[Entries from a dataset of interfaces]
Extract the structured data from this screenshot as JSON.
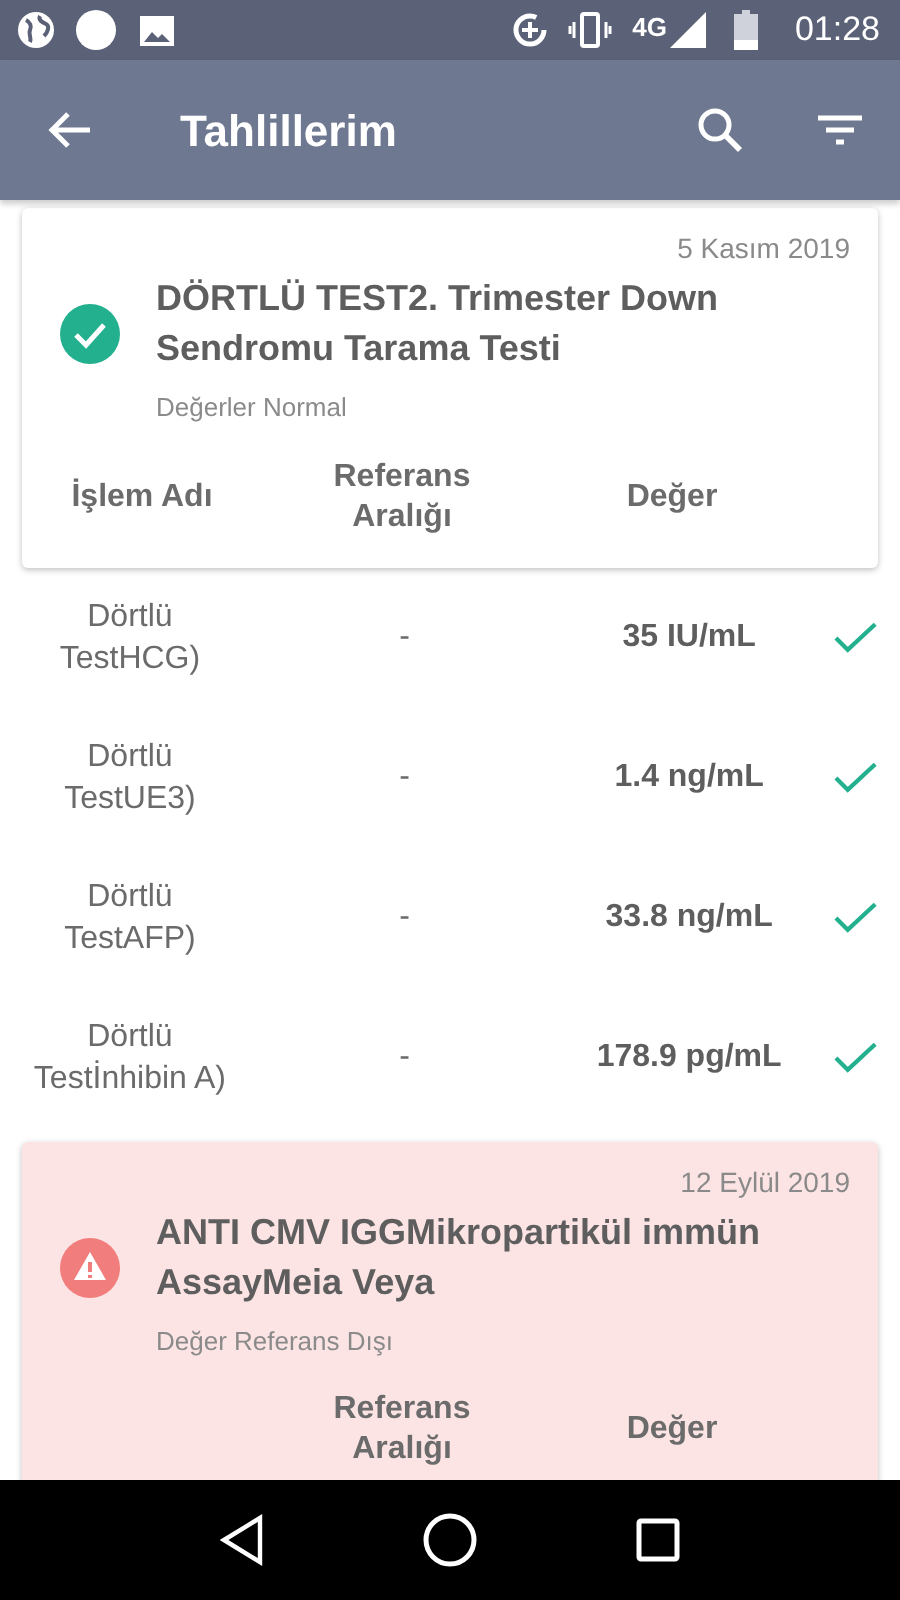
{
  "status_bar": {
    "time": "01:28",
    "network": "4G"
  },
  "app_bar": {
    "title": "Tahlillerim"
  },
  "results": [
    {
      "kind": "normal",
      "date": "5 Kasım 2019",
      "title": "DÖRTLÜ TEST2. Trimester Down Sendromu Tarama Testi",
      "status": "Değerler Normal",
      "headers": {
        "name": "İşlem Adı",
        "range": "Referans Aralığı",
        "value": "Değer"
      },
      "rows": [
        {
          "name": "Dörtlü TestHCG)",
          "range": "-",
          "value": "35 IU/mL",
          "ok": true
        },
        {
          "name": "Dörtlü TestUE3)",
          "range": "-",
          "value": "1.4 ng/mL",
          "ok": true
        },
        {
          "name": "Dörtlü TestAFP)",
          "range": "-",
          "value": "33.8 ng/mL",
          "ok": true
        },
        {
          "name": "Dörtlü Testİnhibin A)",
          "range": "-",
          "value": "178.9 pg/mL",
          "ok": true
        }
      ]
    },
    {
      "kind": "abnormal",
      "date": "12 Eylül 2019",
      "title": "ANTI CMV IGGMikropartikül immün AssayMeia Veya",
      "status": "Değer Referans Dışı",
      "headers": {
        "range": "Referans Aralığı",
        "value": "Değer"
      }
    }
  ]
}
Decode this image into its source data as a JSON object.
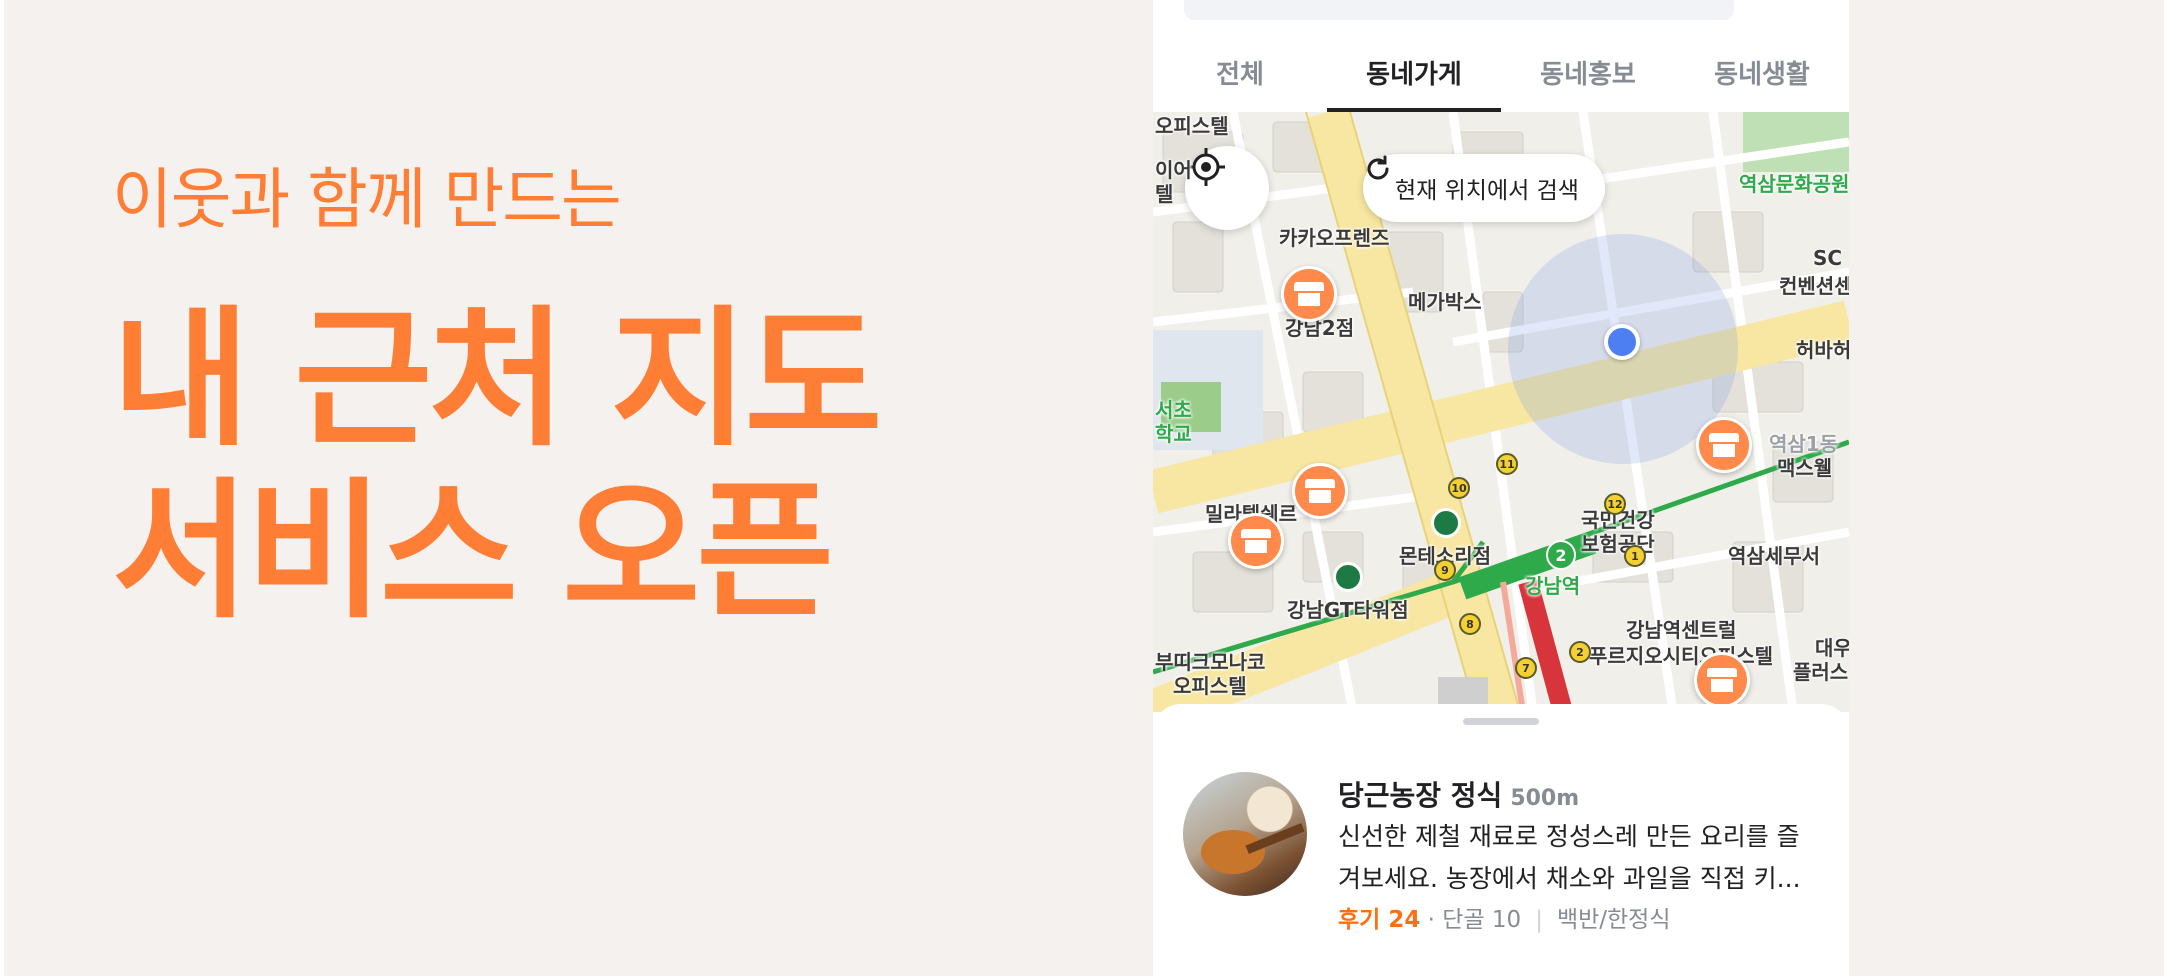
{
  "hero": {
    "subtitle": "이웃과 함께 만드는",
    "headline_line1": "내 근처 지도",
    "headline_line2": "서비스 오픈"
  },
  "tabs": [
    {
      "label": "전체",
      "active": false
    },
    {
      "label": "동네가게",
      "active": true
    },
    {
      "label": "동네홍보",
      "active": false
    },
    {
      "label": "동네생활",
      "active": false
    }
  ],
  "map": {
    "research_label": "현재 위치에서 검색",
    "labels": {
      "officetel_top": "오피스텔",
      "kakao": "카카오프렌즈",
      "megabox": "메가박스",
      "gangnam2": "강남2점",
      "seocho": "서초",
      "school": "학교",
      "milatel": "밀라텔쉐르",
      "montessori": "몬테소리점",
      "gangnamgt": "강남GT타워점",
      "gangnam_station": "강남역",
      "nhis1": "국민건강",
      "nhis2": "보험공단",
      "yeoksam_tax": "역삼세무서",
      "central": "강남역센트럴",
      "prugio": "푸르지오시티오피스텔",
      "boutique": "부띠크모나코",
      "officetel_bottom": "오피스텔",
      "yeoksam_park": "역삼문화공원",
      "sc": "SC",
      "convention": "컨벤션센",
      "heo": "허바허",
      "yeoksam1": "역삼1동",
      "max": "맥스웰",
      "daewoo": "대우",
      "plus": "플러스",
      "io": "이어",
      "tel": "텔"
    },
    "metro_numbers": [
      "11",
      "10",
      "9",
      "8",
      "7",
      "12",
      "1",
      "2"
    ],
    "line2_badge": "2"
  },
  "sheet": {
    "store_name": "당근농장 정식",
    "distance": "500m",
    "description": "신선한 제철 재료로 정성스레 만든 요리를 즐겨보세요. 농장에서 채소와 과일을 직접 키...",
    "review": "후기 24",
    "regulars": "단골 10",
    "category": "백반/한정식"
  },
  "colors": {
    "brand": "#ff7e36",
    "location": "#4d7ef2",
    "line2": "#2eaa4b"
  }
}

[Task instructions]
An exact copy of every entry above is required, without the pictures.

[Reply]
Extract the structured data from this screenshot as JSON.
{
  "status_bar": {
    "time": "01:28",
    "network": "4G"
  },
  "app_bar": {
    "title": "Tahlillerim"
  },
  "results": [
    {
      "kind": "normal",
      "date": "5 Kasım 2019",
      "title": "DÖRTLÜ TEST2. Trimester Down Sendromu Tarama Testi",
      "status": "Değerler Normal",
      "headers": {
        "name": "İşlem Adı",
        "range": "Referans Aralığı",
        "value": "Değer"
      },
      "rows": [
        {
          "name": "Dörtlü TestHCG)",
          "range": "-",
          "value": "35 IU/mL",
          "ok": true
        },
        {
          "name": "Dörtlü TestUE3)",
          "range": "-",
          "value": "1.4 ng/mL",
          "ok": true
        },
        {
          "name": "Dörtlü TestAFP)",
          "range": "-",
          "value": "33.8 ng/mL",
          "ok": true
        },
        {
          "name": "Dörtlü Testİnhibin A)",
          "range": "-",
          "value": "178.9 pg/mL",
          "ok": true
        }
      ]
    },
    {
      "kind": "abnormal",
      "date": "12 Eylül 2019",
      "title": "ANTI CMV IGGMikropartikül immün AssayMeia Veya",
      "status": "Değer Referans Dışı",
      "headers": {
        "range": "Referans Aralığı",
        "value": "Değer"
      }
    }
  ]
}
Decode this image into its source data as a JSON object.
{
  "hero": {
    "subtitle": "이웃과 함께 만드는",
    "headline_line1": "내 근처 지도",
    "headline_line2": "서비스 오픈"
  },
  "tabs": [
    {
      "label": "전체",
      "active": false
    },
    {
      "label": "동네가게",
      "active": true
    },
    {
      "label": "동네홍보",
      "active": false
    },
    {
      "label": "동네생활",
      "active": false
    }
  ],
  "map": {
    "research_label": "현재 위치에서 검색",
    "labels": {
      "officetel_top": "오피스텔",
      "kakao": "카카오프렌즈",
      "megabox": "메가박스",
      "gangnam2": "강남2점",
      "seocho": "서초",
      "school": "학교",
      "milatel": "밀라텔쉐르",
      "montessori": "몬테소리점",
      "gangnamgt": "강남GT타워점",
      "gangnam_station": "강남역",
      "nhis1": "국민건강",
      "nhis2": "보험공단",
      "yeoksam_tax": "역삼세무서",
      "central": "강남역센트럴",
      "prugio": "푸르지오시티오피스텔",
      "boutique": "부띠크모나코",
      "officetel_bottom": "오피스텔",
      "yeoksam_park": "역삼문화공원",
      "sc": "SC",
      "convention": "컨벤션센",
      "heo": "허바허",
      "yeoksam1": "역삼1동",
      "max": "맥스웰",
      "daewoo": "대우",
      "plus": "플러스",
      "io": "이어",
      "tel": "텔"
    },
    "metro_numbers": [
      "11",
      "10",
      "9",
      "8",
      "7",
      "12",
      "1",
      "2"
    ],
    "line2_badge": "2"
  },
  "sheet": {
    "store_name": "당근농장 정식",
    "distance": "500m",
    "description": "신선한 제철 재료로 정성스레 만든 요리를 즐겨보세요. 농장에서 채소와 과일을 직접 키...",
    "review": "후기 24",
    "regulars": "단골 10",
    "category": "백반/한정식"
  },
  "colors": {
    "brand": "#ff7e36",
    "location": "#4d7ef2",
    "line2": "#2eaa4b"
  }
}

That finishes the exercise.